def FineSelectionAndSueSorting(self, fine):
	'''Select symbols to trade based on sorting of SUE'''
	
	sue_by_symbol = dict()
	
	for stock in fine:
		
		### Save (symbol, rolling window of EPS) pair in dictionary
		if not stock.Symbol in self.eps_by_symbol:
			self.eps_by_symbol[stock.Symbol] = RollingWindow[float](self.months_count)
		# update rolling window for each stock
		self.eps_by_symbol[stock.Symbol].Add(stock.EarningReports.BasicEPS.ThreeMonths)
	
		### Calculate SUE
	
		if stock.Symbol in self.new_fine and self.eps_by_symbol[stock.Symbol].IsReady:
	
			# Calculate the EPS change from four quarters ago
			rw = self.eps_by_symbol[stock.Symbol]
			eps_change = rw[0] - rw[self.months_eps_change]
			
			# Calculate the st dev of EPS change for the prior eight quarters
			new_eps_list = list(rw)[:self.months_count - self.months_eps_change:3]
			old_eps_list = list(rw)[self.months_eps_change::3]
			eps_std = np.std( [ new_eps - old_eps for new_eps, old_eps in 
								zip( new_eps_list, old_eps_list )
							] )
			
			# Get Standardized Unexpected Earnings (SUE)
			sue_by_symbol[stock.Symbol] = eps_change / eps_std
	
	# Sort and return the top quantile
	sorted_dict = sorted(sue_by_symbol.items(), key = lambda x: x[1], reverse = True)
	
	self.long = [ x[0] for x in sorted_dict[:math.ceil( self.top_percent * len(sorted_dict) )] ]
	# If universe is empty, OnData will not be triggered, then update next rebalance time here
	if not self.long:
		self.next_rebalance = Expiry.EndOfMonth(self.Time)
	
	return self.long
	

Step 3: Form an equal-weighted portfolio and place orders
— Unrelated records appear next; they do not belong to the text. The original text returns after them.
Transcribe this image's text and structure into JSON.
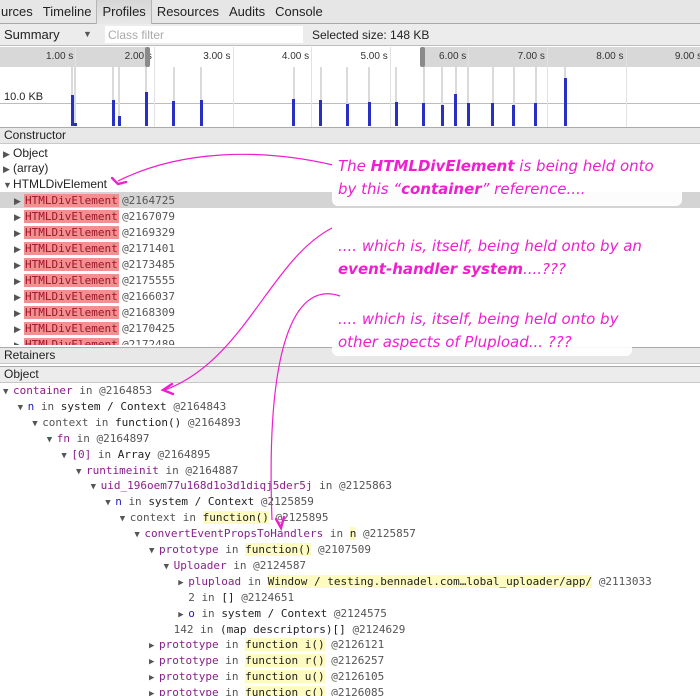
{
  "tabs": [
    {
      "label": "urces",
      "active": false
    },
    {
      "label": "Timeline",
      "active": false
    },
    {
      "label": "Profiles",
      "active": true
    },
    {
      "label": "Resources",
      "active": false
    },
    {
      "label": "Audits",
      "active": false
    },
    {
      "label": "Console",
      "active": false
    }
  ],
  "toolbar": {
    "view_select": "Summary",
    "class_filter_placeholder": "Class filter",
    "selected_size": "Selected size: 148 KB"
  },
  "timeline": {
    "ticks": [
      "1.00 s",
      "2.00 s",
      "3.00 s",
      "4.00 s",
      "5.00 s",
      "6.00 s",
      "7.00 s",
      "8.00 s",
      "9.00 s"
    ],
    "y_label": "10.0 KB",
    "selection_range_s": [
      1.95,
      5.45
    ],
    "allocations": [
      {
        "t": 0.98,
        "kb": 13.5
      },
      {
        "t": 1.02,
        "kb": 1.5
      },
      {
        "t": 1.5,
        "kb": 11.5
      },
      {
        "t": 1.58,
        "kb": 4.2
      },
      {
        "t": 1.92,
        "kb": 15.0
      },
      {
        "t": 2.27,
        "kb": 10.8
      },
      {
        "t": 2.62,
        "kb": 11.5
      },
      {
        "t": 3.8,
        "kb": 11.8
      },
      {
        "t": 4.14,
        "kb": 11.5
      },
      {
        "t": 4.48,
        "kb": 9.7
      },
      {
        "t": 4.76,
        "kb": 10.3
      },
      {
        "t": 5.1,
        "kb": 10.3
      },
      {
        "t": 5.45,
        "kb": 10.0
      },
      {
        "t": 5.69,
        "kb": 9.2
      },
      {
        "t": 5.86,
        "kb": 14.0
      },
      {
        "t": 6.02,
        "kb": 10.0
      },
      {
        "t": 6.33,
        "kb": 10.0
      },
      {
        "t": 6.6,
        "kb": 9.3
      },
      {
        "t": 6.88,
        "kb": 10.0
      },
      {
        "t": 7.25,
        "kb": 21.0
      }
    ]
  },
  "constructor_panel": {
    "header": "Constructor",
    "groups": [
      {
        "name": "Object",
        "expanded": false
      },
      {
        "name": "(array)",
        "expanded": false
      },
      {
        "name": "HTMLDivElement",
        "expanded": true
      }
    ],
    "instances": [
      {
        "name": "HTMLDivElement",
        "id": "@2164725",
        "selected": true
      },
      {
        "name": "HTMLDivElement",
        "id": "@2167079"
      },
      {
        "name": "HTMLDivElement",
        "id": "@2169329"
      },
      {
        "name": "HTMLDivElement",
        "id": "@2171401"
      },
      {
        "name": "HTMLDivElement",
        "id": "@2173485"
      },
      {
        "name": "HTMLDivElement",
        "id": "@2175555"
      },
      {
        "name": "HTMLDivElement",
        "id": "@2166037"
      },
      {
        "name": "HTMLDivElement",
        "id": "@2168309"
      },
      {
        "name": "HTMLDivElement",
        "id": "@2170425"
      },
      {
        "name": "HTMLDivElement",
        "id": "@2172489"
      }
    ]
  },
  "retainers_panel": {
    "header": "Retainers",
    "column": "Object",
    "in": "in",
    "rows": [
      {
        "depth": 0,
        "tri": "down",
        "prop": "container",
        "ctx": "",
        "id": "@2164853"
      },
      {
        "depth": 1,
        "tri": "down",
        "prop": "n",
        "blue": true,
        "ctx": "system / Context",
        "id": "@2164843"
      },
      {
        "depth": 2,
        "tri": "down",
        "prop": "context",
        "plain": true,
        "ctx": "function()",
        "id": "@2164893"
      },
      {
        "depth": 3,
        "tri": "down",
        "prop": "fn",
        "ctx": "",
        "id": "@2164897"
      },
      {
        "depth": 4,
        "tri": "down",
        "prop": "[0]",
        "ctx": "Array",
        "id": "@2164895"
      },
      {
        "depth": 5,
        "tri": "down",
        "prop": "runtimeinit",
        "ctx": "",
        "id": "@2164887"
      },
      {
        "depth": 6,
        "tri": "down",
        "prop": "uid_196oem77u168d1o3d1diqj5der5j",
        "ctx": "",
        "id": "@2125863"
      },
      {
        "depth": 7,
        "tri": "down",
        "prop": "n",
        "blue": true,
        "ctx": "system / Context",
        "id": "@2125859"
      },
      {
        "depth": 8,
        "tri": "down",
        "prop": "context",
        "plain": true,
        "ctx": "function()",
        "ctx_hl": true,
        "id": "@2125895"
      },
      {
        "depth": 9,
        "tri": "down",
        "prop": "convertEventPropsToHandlers",
        "ctx": "n",
        "ctx_hl": true,
        "id": "@2125857"
      },
      {
        "depth": 10,
        "tri": "down",
        "prop": "prototype",
        "ctx": "function()",
        "ctx_hl": true,
        "id": "@2107509"
      },
      {
        "depth": 11,
        "tri": "down",
        "prop": "Uploader",
        "ctx": "",
        "id": "@2124587"
      },
      {
        "depth": 12,
        "tri": "right",
        "prop": "plupload",
        "ctx": "Window / testing.bennadel.com…lobal_uploader/app/",
        "ctx_hl": true,
        "id": "@2113033"
      },
      {
        "depth": 12,
        "tri": "none",
        "prop": "2",
        "plain": true,
        "ctx": "[]",
        "id": "@2124651"
      },
      {
        "depth": 12,
        "tri": "right",
        "prop": "o",
        "blue": true,
        "ctx": "system / Context",
        "id": "@2124575"
      },
      {
        "depth": 11,
        "tri": "none",
        "prop": "142",
        "plain": true,
        "ctx": "(map descriptors)[]",
        "id": "@2124629"
      },
      {
        "depth": 10,
        "tri": "right",
        "prop": "prototype",
        "ctx": "function i()",
        "ctx_hl": true,
        "id": "@2126121"
      },
      {
        "depth": 10,
        "tri": "right",
        "prop": "prototype",
        "ctx": "function r()",
        "ctx_hl": true,
        "id": "@2126257"
      },
      {
        "depth": 10,
        "tri": "right",
        "prop": "prototype",
        "ctx": "function u()",
        "ctx_hl": true,
        "id": "@2126105"
      },
      {
        "depth": 10,
        "tri": "right",
        "prop": "prototype",
        "ctx": "function c()",
        "ctx_hl": true,
        "id": "@2126085"
      }
    ]
  },
  "annotations": {
    "note1_a": "The ",
    "note1_b": "HTMLDivElement",
    "note1_c": " is being held onto",
    "note1_d": "by this “",
    "note1_e": "container",
    "note1_f": "” reference....",
    "note2_a": ".... which is, itself, being held onto by an",
    "note2_b": "event-handler system",
    "note2_c": "....???",
    "note3_a": ".... which is, itself, being held onto by",
    "note3_b": "other aspects of Plupload... ???",
    "color": "#ef1fcf"
  }
}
Once the symbols are selected, we form an equal-weighted portfolio and place orders. Finally, we update the next rebalance time to the beginning of the next calendar month. The portfolio will be held until liquidated at next rebalance time.

def OnSecuritiesChanged(self, changes):
	'''Liquidate symbols that are removed from the dynamic universe
	'''
	for security in changes.RemovedSecurities:
		if security.Invested:
			self.Liquidate(security.Symbol, 'Removed from universe')        
	

def OnData(self, data):
	'''Monthly rebalance at the beginning of each month. Form portfolio with equal weights.
	'''
	# Before next rebalance, do nothing
	if self.Time < self.next_rebalance or not self.long:
		return
	
	# Placing orders (with equal weights)
	equal_weight = 1 / len(self.long)
	for stock in self.long:
		self.SetHoldings(stock, equal_weight)
	
	# Rebalance at the beginning of every month
	self.next_rebalance = Expiry.EndOfMonth(self.Time)
	

Conclusion and Future Work
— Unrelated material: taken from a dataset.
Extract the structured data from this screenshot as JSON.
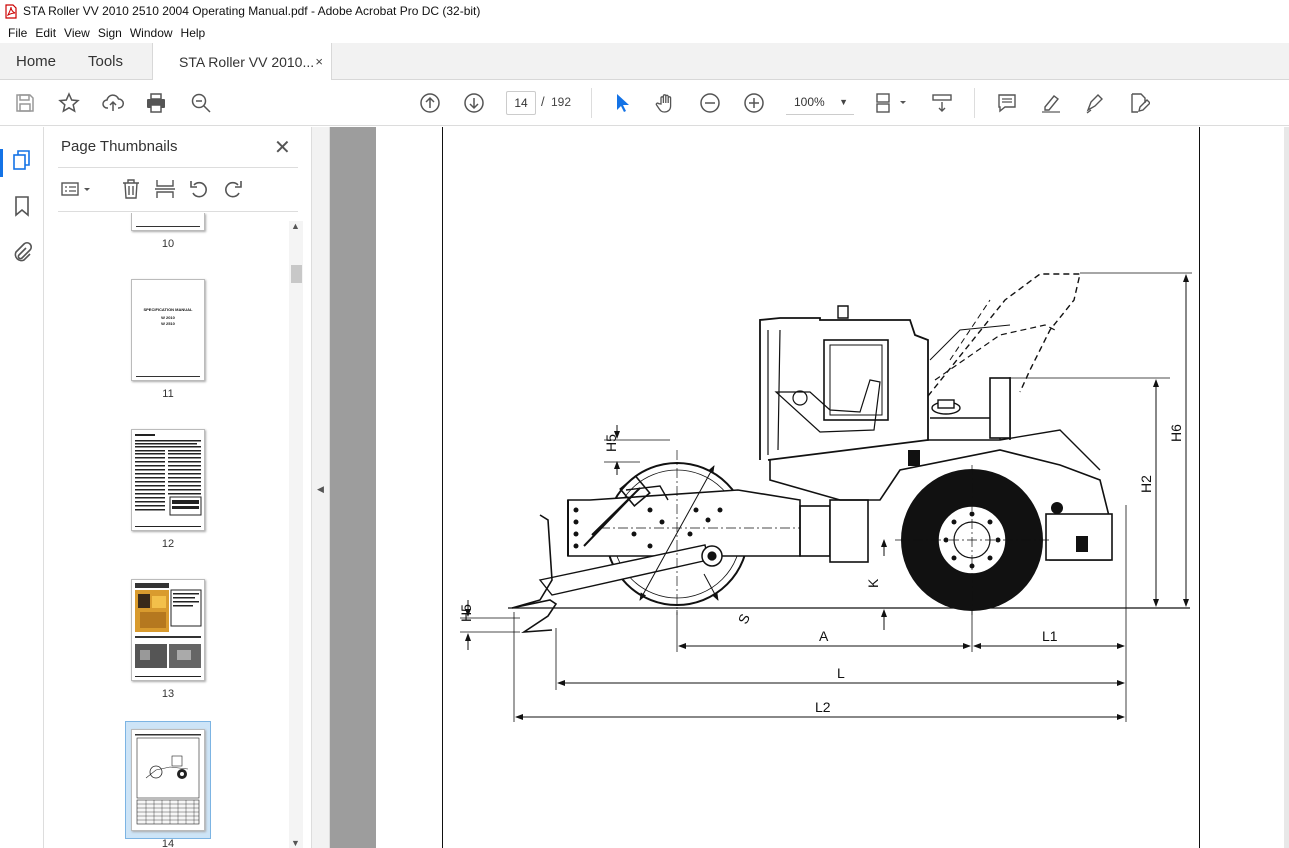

This tutorial shows that SEU is a valid indicator for earnings surprise, which can be used as a trading signal to follow post-earning announcement drifts. Our implementation generates a Sharpe ratio of 0.83 relative to SPY Sharpe ratio of 0.88. Interested users can build from this implementation by trying the following extensions:
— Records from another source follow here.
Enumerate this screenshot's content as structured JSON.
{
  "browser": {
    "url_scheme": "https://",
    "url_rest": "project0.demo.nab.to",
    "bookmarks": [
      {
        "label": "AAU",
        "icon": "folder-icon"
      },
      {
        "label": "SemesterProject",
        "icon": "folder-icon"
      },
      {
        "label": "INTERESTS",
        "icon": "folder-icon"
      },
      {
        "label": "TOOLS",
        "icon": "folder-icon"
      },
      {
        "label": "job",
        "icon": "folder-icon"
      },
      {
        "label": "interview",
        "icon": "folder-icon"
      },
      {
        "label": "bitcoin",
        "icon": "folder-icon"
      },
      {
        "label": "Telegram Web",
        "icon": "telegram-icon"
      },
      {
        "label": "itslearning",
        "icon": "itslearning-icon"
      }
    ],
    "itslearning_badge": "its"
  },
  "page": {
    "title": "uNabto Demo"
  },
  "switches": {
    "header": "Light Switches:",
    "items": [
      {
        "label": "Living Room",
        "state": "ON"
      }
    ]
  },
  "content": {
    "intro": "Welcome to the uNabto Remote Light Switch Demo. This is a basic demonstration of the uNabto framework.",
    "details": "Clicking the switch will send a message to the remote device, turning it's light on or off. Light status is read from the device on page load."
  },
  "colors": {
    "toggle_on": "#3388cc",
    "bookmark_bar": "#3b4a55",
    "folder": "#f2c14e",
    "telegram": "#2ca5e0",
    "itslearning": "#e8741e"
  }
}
  1. Using a more complicated measure for expected earnings to replace the historical EPS from four quarters ago.
  2. Using different investment horizons such as 3 months, 6 months, 1 year. In a longer investment horizon of n months, each month’s decile will have n subdeciles, each of which is initiated in a different month in the prior n-month period. An example is a horizon of 6 months with each month having 6 subdeciles, each initiated in a different month in the prior 6-month period.
  3. Importing custom data of analysts’ forecasts of firms’ earnings to replace the expected earnings based on historical EPS.
  4. Selecting small-size companies and then trade based on SUE ranking, since studies suggest that post-earnings announcement is more significant for small-size companies than larger ones.

Algorithm

References

  1. Foster G, Olsen C, Shevlin T. Earnings releases, anomalies, and the behavior of security returns. Accounting Review. 1984 Oct 1:574-603 Online Copy
  2. Hou K, Xue C, Zhang L. Replicating Anomalies. The Review of Financial Studies Online Copy

You can also see our Documentation and Videos. You can also get in touch with us via Chat.

Did you find this page helpful?